Opinion by Richard Baird Posted 25 August 2015
Torafuku has a simple yet adventurous menu that reinterprets pan asian flavours as modern shared dishes. These are made from good quality and locally sourced ingredients, which are complimented by a variety of contemporary cocktails, a carefully curated wine list and local craft beers. Torafuku is located on the border of Vancouver‘s historic Chinatown and features an open and reductive urban interior space of leather upholstered benches, light wood stools and tables, a long cast concrete surface, panels of material texture and white walls. This is punctuated by a bright and multi-coloured visual identity, which included business card, packaging and menu design, developed by Canadian graphic design studio Brief.
Taken as a complete experience, one that encompasses interior, food and brand identity, Torafuku manages to balance the urban, the earthy and the convivial respectively. Contrast is significant, largely delivered through colour and texture, both visually, as a series of patterns used across business cards, menus and website, and physically throughout the restaurant’s menu and furnishing.
The identity is bright, in opposition to interior, bold and structured alongside the finer organic detail of the dishes. This gives the experience an unusual and distinctive layered quality, one that intentionally and effectively leverages disparity and marks a simple project out as something more interesting. This is not an identity that should be judged in isolation.
In print, Brief confidently juxtaposes the perceived value of block foils alongside the youthful exuberance and contemporary impact of a vivid colour palette. This links assets such as trays, chopstick sleeves, business cards and menus that move freely within a muted environment, and draws on a menu of quality, colour and flavour. Although intense in its presentation here, these assets are likely to provide unexpected bursts of colour inside, without being overwhelming, and function as a memorable identity outside.

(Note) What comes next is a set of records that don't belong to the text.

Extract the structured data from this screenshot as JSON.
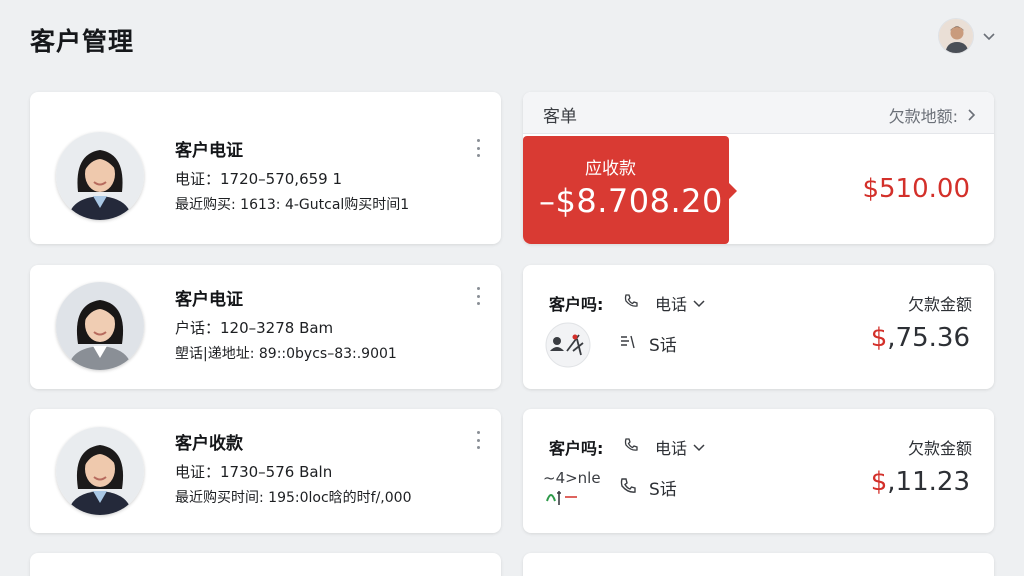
{
  "page": {
    "title": "客户管理"
  },
  "user": {
    "avatar": "avatar-icon",
    "menu_icon": "chevron-down-icon"
  },
  "customers": [
    {
      "name": "客户电证",
      "line1": "电证：1720–570,659 1",
      "line2": "最近购买: 1613: 4-Gutcal​购买时间1"
    },
    {
      "name": "客户电证",
      "line1": "户话：120–3278 Bam",
      "line2": "塱话|递地址: 89::0bycs–83:.9001"
    },
    {
      "name": "客户收款",
      "line1": "电证：1730–576 Baln",
      "line2": "最近购买时间: 195:0loc​​晗的时f/,000"
    }
  ],
  "summary": {
    "title": "客单",
    "link_label": "欠款地额:",
    "receivable_label": "应收款",
    "receivable_value": "–$8.708.20",
    "amount": "$510.00",
    "accent_color": "#d93a33"
  },
  "details": [
    {
      "label": "客户吗:",
      "select": "电话",
      "debt_label": "欠款金额",
      "phone_text": "S话",
      "currency": "$",
      "amount": ",75.36",
      "thumb_text": ""
    },
    {
      "label": "客户吗:",
      "select": "电话",
      "debt_label": "欠款金额",
      "phone_text": "S话",
      "currency": "$",
      "amount": ",11.23",
      "thumb_text": "~4>nle"
    }
  ]
}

Although there is a simplicity to the work, the choice of finishes and the use of dyed papers and boards rather than an excess of ink, makes sure that there is a quality to each piece in line with menu and interior. Much like the colour palette, the heavy, condensed, sans-serif characters of the bilingual logotype secures a bold and impactful quality that sits well over both the patterns or within the context of flat panels of colour as a silver or gold block foil.